Okay. Look, I don’t actually enjoy coming down on this show, especially now that they’re finally picking up the pace and giving us action and zombies and all that good stuff we signed up for 101 episodes ago. But damn if they’re not making it too hard not to, even if these first couple of weeks have been a major improvement on the filler episodes we got last season.
Having just watched a couple of terrible movies simply because they came up on my Netflix suggestions, I was a bit wary of delving into its newest show about FBI agents in the late 70’s, who try to implement innovative techniques in their murder-solving process.
Then again, the fact that this is a story about the study of serial killers swayed whatever qualms I may have had. Plus, it’s a David Fincher project, so… sign me up.
Alright, so the TWD season premiere wasn’t half bad, after all. It wasn’t spectacular either, mostly because my suspension of disbelief sadly doesn’t extend to a willingness to gloss over things that doesn’t make sense.
(Also, because any TWD episode where the opening images involve Tara munching on twizzlers and wearing those ridiculous orange sunglasses isn’t a good sign.)
The season opener picks up a few days (weeks?) after we left things off in last year’s finale: Alexandria, the Hilltop and the Kingdom have come together to prepare for war against Negan and the Saviors, so naturally an inspirational speech is in order as they gear up for battle. And we got three!
The Walking Dead Season 8 is almost upon us, but I’m not anticipating tomorrow’s season premiere with the same excitement I used to. After an underwhelming seventh season, I’m just not feeling it as much any more.
Don’t get me wrong, I’m still going to watch. I’ve invested too much time in this damn show to just rage-quit – and, since I didn’t back during the season 6 finale debacle, I guess I never will. But I lack my old enthusiasm. Maybe it’s me, or maybe it’s the show that’s been steadily declining in recent years.
And I hate to wait for it to start circling the drain before the masterminds at AMC consider pulling the plug.
It’s been 10 years since Gossip Girl arrived on the scene to change the way we perceive “teen” shows forever. Well, at least New York Magazine seemed to think so, and obvious hometown pride bias aside, I can’t say I disagreed with them.
At first glance, nothing about the actual premise of the show was terribly original – aside from the fact that its viciously nosy namesake narrator and frequent troublemaker is a blogger whose identity remains a secret until the final episode of Season 6.
I don’t normally go for biopics, because I generally find non-fiction boring, but The Founder was a story I was strangely drawn to, possibly because I had read the broad strokes of Ray Kroc’s story a while back and found it fascinating.

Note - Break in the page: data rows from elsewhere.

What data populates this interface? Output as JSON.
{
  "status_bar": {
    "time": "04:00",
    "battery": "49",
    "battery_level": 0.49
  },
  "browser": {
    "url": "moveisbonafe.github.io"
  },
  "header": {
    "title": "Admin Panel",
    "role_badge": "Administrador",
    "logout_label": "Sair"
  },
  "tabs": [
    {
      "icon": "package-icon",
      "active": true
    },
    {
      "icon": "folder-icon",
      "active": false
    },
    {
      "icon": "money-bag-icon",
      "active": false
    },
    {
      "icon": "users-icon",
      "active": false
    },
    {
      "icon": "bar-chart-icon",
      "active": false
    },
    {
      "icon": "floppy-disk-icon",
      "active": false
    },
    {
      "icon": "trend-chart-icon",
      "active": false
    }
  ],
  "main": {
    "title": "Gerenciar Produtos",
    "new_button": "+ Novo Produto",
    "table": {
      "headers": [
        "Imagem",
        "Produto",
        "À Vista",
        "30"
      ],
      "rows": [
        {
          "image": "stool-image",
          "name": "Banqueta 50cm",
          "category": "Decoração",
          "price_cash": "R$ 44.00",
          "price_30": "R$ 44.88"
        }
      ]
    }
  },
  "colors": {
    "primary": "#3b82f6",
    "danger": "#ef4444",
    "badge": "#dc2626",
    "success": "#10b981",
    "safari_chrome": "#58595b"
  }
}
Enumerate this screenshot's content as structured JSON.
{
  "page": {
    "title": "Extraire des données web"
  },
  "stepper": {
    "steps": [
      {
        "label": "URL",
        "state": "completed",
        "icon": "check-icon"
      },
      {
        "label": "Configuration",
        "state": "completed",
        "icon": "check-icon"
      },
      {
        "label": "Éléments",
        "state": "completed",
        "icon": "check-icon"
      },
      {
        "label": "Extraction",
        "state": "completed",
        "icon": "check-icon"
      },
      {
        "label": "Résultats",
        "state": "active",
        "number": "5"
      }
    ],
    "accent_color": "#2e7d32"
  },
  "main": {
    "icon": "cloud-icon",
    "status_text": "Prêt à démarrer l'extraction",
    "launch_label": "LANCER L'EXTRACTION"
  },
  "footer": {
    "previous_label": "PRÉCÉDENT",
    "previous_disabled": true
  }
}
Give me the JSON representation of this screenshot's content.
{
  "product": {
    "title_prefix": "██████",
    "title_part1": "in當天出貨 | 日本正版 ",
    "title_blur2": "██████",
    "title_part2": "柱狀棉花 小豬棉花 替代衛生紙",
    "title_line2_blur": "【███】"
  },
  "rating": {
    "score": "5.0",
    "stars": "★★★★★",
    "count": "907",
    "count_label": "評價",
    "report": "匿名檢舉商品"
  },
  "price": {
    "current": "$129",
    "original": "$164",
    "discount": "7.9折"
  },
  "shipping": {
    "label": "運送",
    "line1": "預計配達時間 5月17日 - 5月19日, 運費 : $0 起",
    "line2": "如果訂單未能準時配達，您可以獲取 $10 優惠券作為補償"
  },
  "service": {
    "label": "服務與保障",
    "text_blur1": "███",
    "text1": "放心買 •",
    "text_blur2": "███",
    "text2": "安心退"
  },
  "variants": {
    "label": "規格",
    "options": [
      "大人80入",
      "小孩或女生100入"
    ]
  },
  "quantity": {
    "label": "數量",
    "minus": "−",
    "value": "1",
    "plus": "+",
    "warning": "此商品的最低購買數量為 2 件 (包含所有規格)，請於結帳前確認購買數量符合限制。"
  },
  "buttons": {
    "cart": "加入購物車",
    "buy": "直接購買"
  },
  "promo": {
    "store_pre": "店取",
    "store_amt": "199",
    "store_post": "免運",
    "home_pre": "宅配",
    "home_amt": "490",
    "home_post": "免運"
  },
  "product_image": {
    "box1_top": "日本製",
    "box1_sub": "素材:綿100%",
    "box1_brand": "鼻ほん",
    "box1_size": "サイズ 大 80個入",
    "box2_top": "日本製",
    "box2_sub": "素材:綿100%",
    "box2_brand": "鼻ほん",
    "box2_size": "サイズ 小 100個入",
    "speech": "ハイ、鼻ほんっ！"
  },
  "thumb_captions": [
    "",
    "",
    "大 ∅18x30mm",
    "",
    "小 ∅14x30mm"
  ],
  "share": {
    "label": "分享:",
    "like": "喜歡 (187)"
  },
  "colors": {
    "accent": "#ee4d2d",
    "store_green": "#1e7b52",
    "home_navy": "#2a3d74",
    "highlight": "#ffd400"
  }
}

For a movie that lacks the major drama we’re used to expecting from biographical films, turning an anti-hero salesman into an interesting figure was a big ask. Still, Siegel and Hancock’s adaptation of the history behind an unusual man who turned a revolutionary idea into the fast food empire we all know today rose to the chalenge.
What a weird little movie this one was. And I mean in in the best possible way.
Its premise follows the same trope-y plot line many films of the genre do: creepy, lonely blue collar guy obsessed over girl way out of his league becomes her captor.
And then the predictable story gets turned on its head. It’s rare to see Dominic Monaghan play anything but a loveable teddy bear (or maybe it’s just been a while since I saw him in something other than the LOTR trilogy), and his performance as socially awkward, slightly unhinged stalker Seth was actually refreshing, not to mention impressive.
It’s not often that I watch a movie that profoundly scares, upsets or disturbs me, but which is a tough one to recommend. Such was the case with Requiem For A Dream, for instance: I watched it alone, at night, in my dorm room, and it stayed with me for weeks. Although not a horror flick per se, it terrified me far more than any monster or haunted house movie ever could, because in the case of Requiem, the horror factor was all too real. It’s not for everyone, therefore I wouldn’t be quick to recommend it to a lot of people, unless they have the stomach for it.
Torture porn movies are also famously hard to recommend, even to a horror fan, because I realize not everyone shares my tolerance for gore. Yes, they fit the bill in that they’re scary, but they’re also quite disgusting, and a far cry from the type of horror flicks that seem to top ‘best of’ lists, such as The Babadook, Insidious, The Conjuring and every type of paranormal activity movie that usually leaves me cold. (The one exception to the rule was The Blair Witch Project, and only because of the is-this-real-or-not hype surrounding its original release, back when the internet and social media weren’t readily available to help debunk urban legends).
All of this is by way of explaining that, for me, what classifies a movie as ‘horror’, or at least good horror, is quite subjective.
It’s been a big summer for Mr Stephen King, hasn’t it? With It racking up rave reviews left and right, Mr Mercedes about to wrap up its first season, and now Gerald’s Game out on Netflix, it seems the King of Horror can do no wrong these days.
I’ve yet to see It (it was just released this week in these parts) and I’m holding off to binge-watch Mr Mercedes, but I did just see Gerald’s Game, and it didn’t disappoint.